- Decoy effect: Preferences for either option A or B changes in favour of option B when option C is presented, which is similar to option B but in no way better.
- Hot-hand fallacy: The fallacious belief that a person who has experienced success has a greater chance of further success in additional attempts.
If one reads the list in entirety, one can associate almost all the biases with oneself in one way or another, in varying degrees. You also notice that if a Venn diagram was to be made to illustrate these biases, they would all overlap one another, which would result in a very messy figure. I’ve experienced the hot-hand fallacy, assuming that someone from a wealthier family who was successful in their first attempt at an exam, was given a go-to pass to succeed in all attempts in the future. This overlaps the Illusion of control bias, because given that I believe in his success in all future tests, I’m attempting to control that which is improbable and uncertain.
I’ve also experienced the egocentric bias (recalling the past in a self-serving manner) which is a type of memory bias. Upon visiting my aunt’s house after a good fifteen, sixteen years, I was astounded by the fact that the rooms appeared to be a lot smaller than my memory had afforded them to be. To my recollection, the rooms were always huge, spacious, airy like the rooms in a haveli. But my memory had faltered. Since nostalgia (a self-serving process of mind) plays a huge role in warping our dearest memories, I had begun to think of the house as an ancient chalet. Turns out the rooms had always been of a moderate size. Another room was rather too shabby, much to my disappointment. Or was it that when I was last in them as a small child of nine years, my relative size to that of the room had left the imprint of rooms being huge on my memory. I had grown now, but the walls remained the same, and so did the memory.

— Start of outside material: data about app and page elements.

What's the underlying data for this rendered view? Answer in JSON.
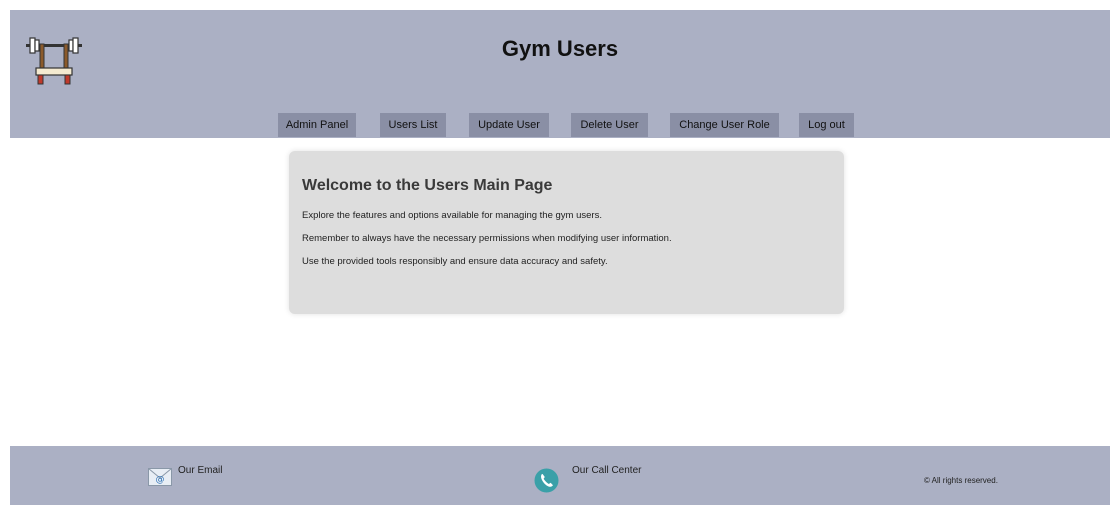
{
  "header": {
    "title": "Gym Users",
    "logo_icon": "barbell-bench-icon"
  },
  "nav": {
    "items": [
      {
        "label": "Admin Panel"
      },
      {
        "label": "Users List"
      },
      {
        "label": "Update User"
      },
      {
        "label": "Delete User"
      },
      {
        "label": "Change User Role"
      },
      {
        "label": "Log out"
      }
    ]
  },
  "main": {
    "title": "Welcome to the Users Main Page",
    "lines": [
      "Explore the features and options available for managing the gym users.",
      "Remember to always have the necessary permissions when modifying user information.",
      "Use the provided tools responsibly and ensure data accuracy and safety."
    ]
  },
  "footer": {
    "email_label": "Our Email",
    "email_icon": "email-icon",
    "call_label": "Our Call Center",
    "call_icon": "phone-icon",
    "copyright": "© All rights reserved."
  },
  "colors": {
    "header_bg": "#abb0c4",
    "nav_button": "#8a8fa5",
    "card_bg": "#dddddd",
    "phone_icon": "#3aa0a8"
  }
}
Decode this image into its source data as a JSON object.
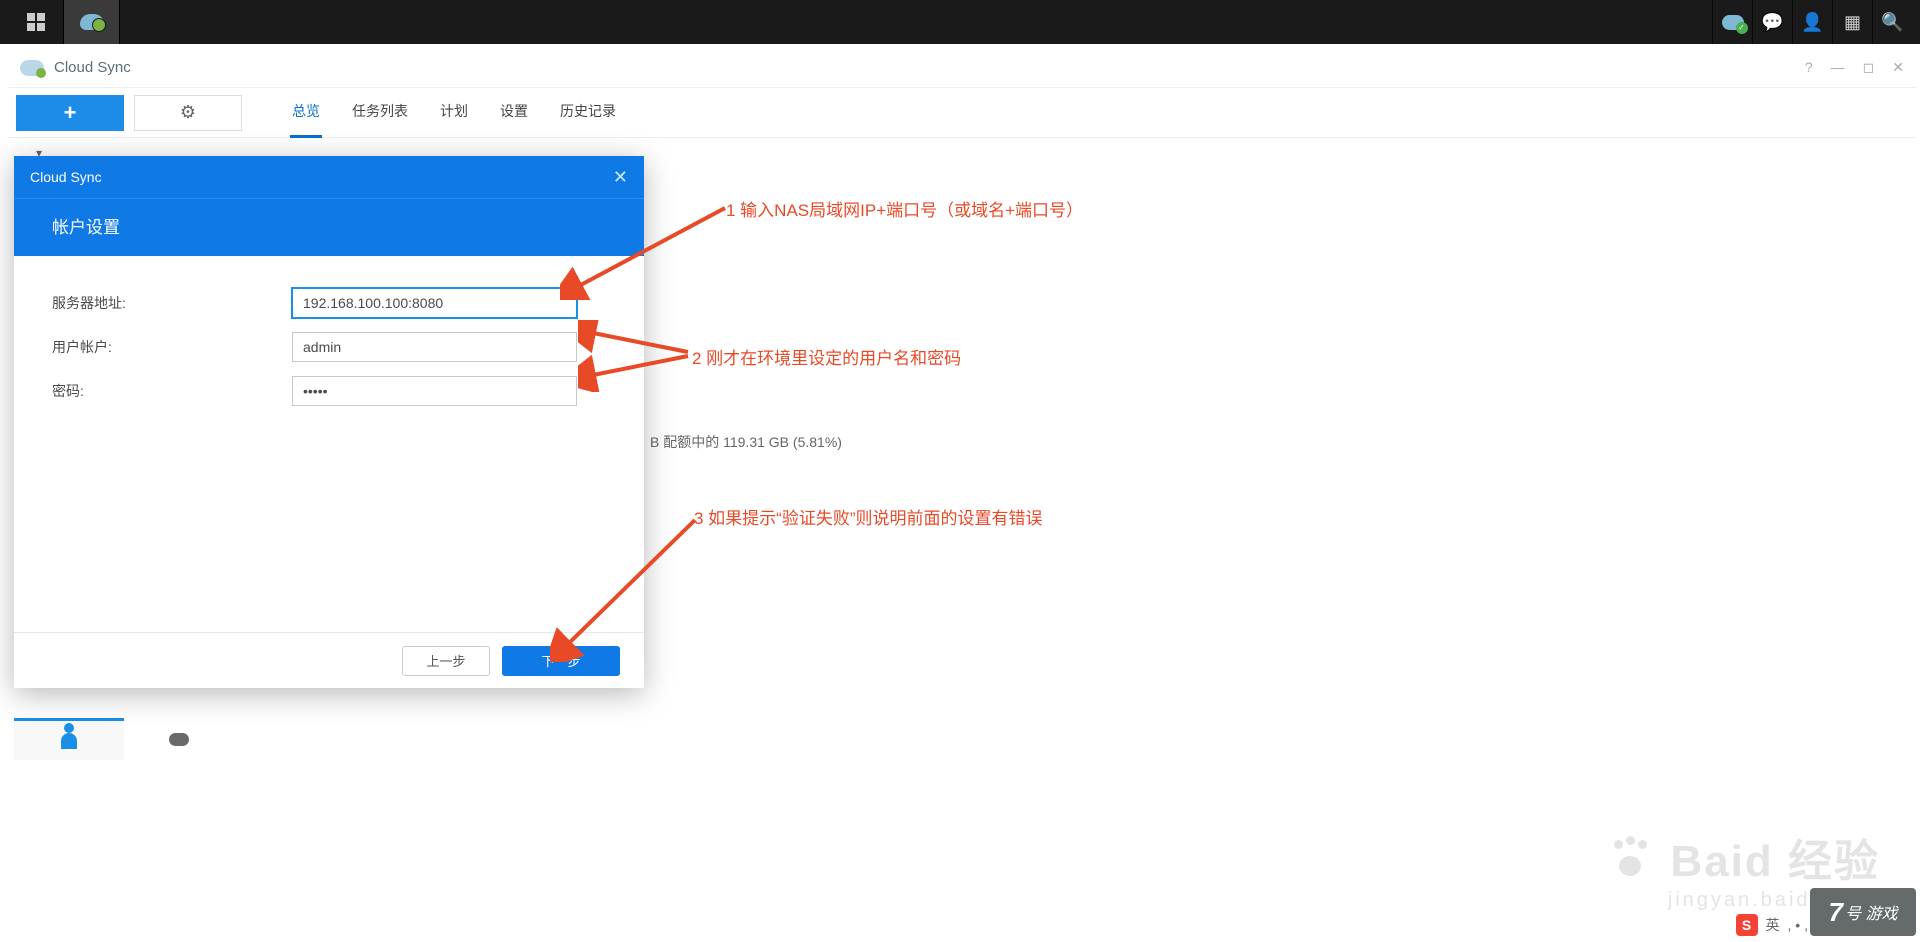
{
  "taskbar": {},
  "app": {
    "title": "Cloud Sync",
    "titlebar_help": "?",
    "titlebar_min": "—",
    "titlebar_max": "◻",
    "titlebar_close": "✕"
  },
  "toolbar": {
    "add": "+",
    "settings": "✿"
  },
  "tabs": {
    "items": [
      "总览",
      "任务列表",
      "计划",
      "设置",
      "历史记录"
    ],
    "active_index": 0
  },
  "modal": {
    "title": "Cloud Sync",
    "subtitle": "帐户设置",
    "fields": {
      "server_label": "服务器地址:",
      "server_value": "192.168.100.100:8080",
      "user_label": "用户帐户:",
      "user_value": "admin",
      "password_label": "密码:",
      "password_value": "•••••"
    },
    "buttons": {
      "prev": "上一步",
      "next": "下一步"
    }
  },
  "annotations": {
    "a1": "1 输入NAS局域网IP+端口号（或域名+端口号）",
    "a2": "2 刚才在环境里设定的用户名和密码",
    "a3": "3 如果提示“验证失败”则说明前面的设置有错误"
  },
  "bg": {
    "quota_text": "B 配额中的 119.31 GB (5.81%)"
  },
  "watermark": {
    "line1": "Baid 经验",
    "line2": "jingyan.baidu.com"
  },
  "ime": {
    "s_label": "S",
    "lang": "英",
    "dots": ", • ,"
  },
  "corner": {
    "num": "7",
    "text": "号 游戏"
  }
}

Or how about the decoy effect, which I experienced while selecting carpets. Out of sample A and B I preferred sample A, but when sample C (same quality as sample B) was shown, I immediately went for sample B. Had the shopkeeper not shown sample C, would I have stuck to my decision of selecting A? How did the third option alter my final decision? I think this phenomenon works on the same principle as “less is more”. It is easier to make a choice between two, rather than three. Another example of this is television. In the good, old 90’s, we used to get three channels at home. It was easier to stick to one channel, watch entire series of dramas that spanned months, and concentrating on news. Now whenever you inquire of someone as to what they are doing, more than often their reply would be “just sitting in front of the TV, shuffling channels.” Shuffling channels was something of a non-existent phrase back in the day. The limited choice enabled more concentration as opposed to the short attention span each channel receives in terms of viewing now that we get up to a hundred channels at the click of a button. I believe the same goes for “surfing the web”, and the model behind social networks. I’ve made a mental note to observe next time how many articles a shopkeeper displays in front of me upon demand. I wonder if knowing and having identified what this phenomenon is will help me in making a better decision next time? Only time can tell.